- [DATA SUPPLIED]
═══

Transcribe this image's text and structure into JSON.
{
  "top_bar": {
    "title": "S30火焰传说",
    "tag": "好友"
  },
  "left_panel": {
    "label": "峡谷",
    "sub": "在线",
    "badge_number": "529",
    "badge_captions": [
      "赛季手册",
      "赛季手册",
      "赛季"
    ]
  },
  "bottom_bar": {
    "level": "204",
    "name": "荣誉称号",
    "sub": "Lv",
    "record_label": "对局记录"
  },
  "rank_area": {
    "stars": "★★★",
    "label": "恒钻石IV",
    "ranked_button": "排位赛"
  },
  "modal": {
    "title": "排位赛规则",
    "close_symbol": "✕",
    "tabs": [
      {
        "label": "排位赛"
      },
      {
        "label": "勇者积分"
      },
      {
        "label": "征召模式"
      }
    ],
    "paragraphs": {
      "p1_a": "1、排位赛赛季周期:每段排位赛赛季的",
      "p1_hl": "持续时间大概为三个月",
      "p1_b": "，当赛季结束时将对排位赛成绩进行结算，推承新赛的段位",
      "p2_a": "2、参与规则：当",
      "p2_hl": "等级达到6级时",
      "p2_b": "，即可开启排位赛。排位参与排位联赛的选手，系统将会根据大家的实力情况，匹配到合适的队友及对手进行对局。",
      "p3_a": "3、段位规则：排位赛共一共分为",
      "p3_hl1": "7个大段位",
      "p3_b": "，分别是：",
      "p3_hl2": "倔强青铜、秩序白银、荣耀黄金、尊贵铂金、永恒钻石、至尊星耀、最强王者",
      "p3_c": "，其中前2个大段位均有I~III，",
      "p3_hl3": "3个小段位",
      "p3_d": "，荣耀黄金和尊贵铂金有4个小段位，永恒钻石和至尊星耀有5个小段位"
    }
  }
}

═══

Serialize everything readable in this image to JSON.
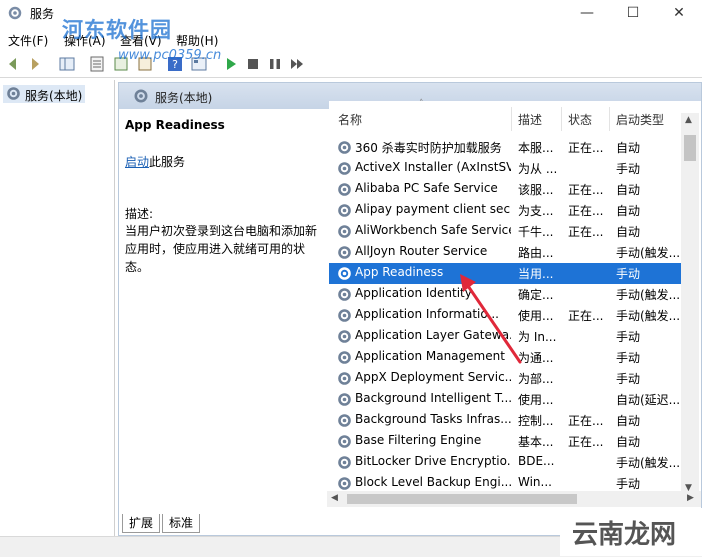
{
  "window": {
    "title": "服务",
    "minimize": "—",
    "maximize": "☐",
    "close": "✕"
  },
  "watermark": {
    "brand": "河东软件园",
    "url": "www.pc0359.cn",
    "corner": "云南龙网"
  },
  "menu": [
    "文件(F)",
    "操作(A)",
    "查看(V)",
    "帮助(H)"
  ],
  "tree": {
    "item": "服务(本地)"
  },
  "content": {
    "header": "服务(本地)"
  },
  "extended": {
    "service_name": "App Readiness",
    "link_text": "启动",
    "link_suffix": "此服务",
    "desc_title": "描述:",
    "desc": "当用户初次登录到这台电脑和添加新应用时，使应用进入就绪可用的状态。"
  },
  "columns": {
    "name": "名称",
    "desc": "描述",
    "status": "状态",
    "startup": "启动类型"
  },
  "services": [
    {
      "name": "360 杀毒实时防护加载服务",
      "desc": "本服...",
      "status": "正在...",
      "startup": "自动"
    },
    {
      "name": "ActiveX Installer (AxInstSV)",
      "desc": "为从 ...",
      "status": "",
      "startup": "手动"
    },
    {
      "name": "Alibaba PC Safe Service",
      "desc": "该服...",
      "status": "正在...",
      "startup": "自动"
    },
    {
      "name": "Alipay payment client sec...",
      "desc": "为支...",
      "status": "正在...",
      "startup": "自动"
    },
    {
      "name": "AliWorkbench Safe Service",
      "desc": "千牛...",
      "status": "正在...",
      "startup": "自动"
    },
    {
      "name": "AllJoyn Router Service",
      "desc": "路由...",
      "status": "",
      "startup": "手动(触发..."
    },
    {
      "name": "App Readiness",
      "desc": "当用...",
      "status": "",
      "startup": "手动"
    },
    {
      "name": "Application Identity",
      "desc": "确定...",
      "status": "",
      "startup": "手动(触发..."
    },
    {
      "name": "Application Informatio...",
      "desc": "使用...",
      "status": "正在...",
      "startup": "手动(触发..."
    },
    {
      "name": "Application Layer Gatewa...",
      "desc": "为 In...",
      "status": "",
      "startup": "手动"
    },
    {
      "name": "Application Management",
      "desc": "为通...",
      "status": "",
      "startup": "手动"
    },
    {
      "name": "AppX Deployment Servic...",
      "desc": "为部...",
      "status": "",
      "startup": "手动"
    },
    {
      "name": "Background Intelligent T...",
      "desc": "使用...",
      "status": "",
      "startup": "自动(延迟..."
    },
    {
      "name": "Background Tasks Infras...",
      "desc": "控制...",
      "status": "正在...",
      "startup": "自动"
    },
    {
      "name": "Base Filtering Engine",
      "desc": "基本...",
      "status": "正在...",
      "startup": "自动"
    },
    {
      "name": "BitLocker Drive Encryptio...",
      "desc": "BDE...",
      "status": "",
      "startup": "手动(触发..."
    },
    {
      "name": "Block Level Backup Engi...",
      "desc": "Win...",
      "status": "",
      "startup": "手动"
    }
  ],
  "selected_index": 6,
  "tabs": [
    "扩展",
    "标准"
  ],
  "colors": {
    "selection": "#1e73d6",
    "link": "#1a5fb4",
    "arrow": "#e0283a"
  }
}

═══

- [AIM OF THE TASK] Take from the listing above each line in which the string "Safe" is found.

- [RESPONSE AREA]
      "name": "Alibaba PC Safe Service",
      "name": "AliWorkbench Safe Service",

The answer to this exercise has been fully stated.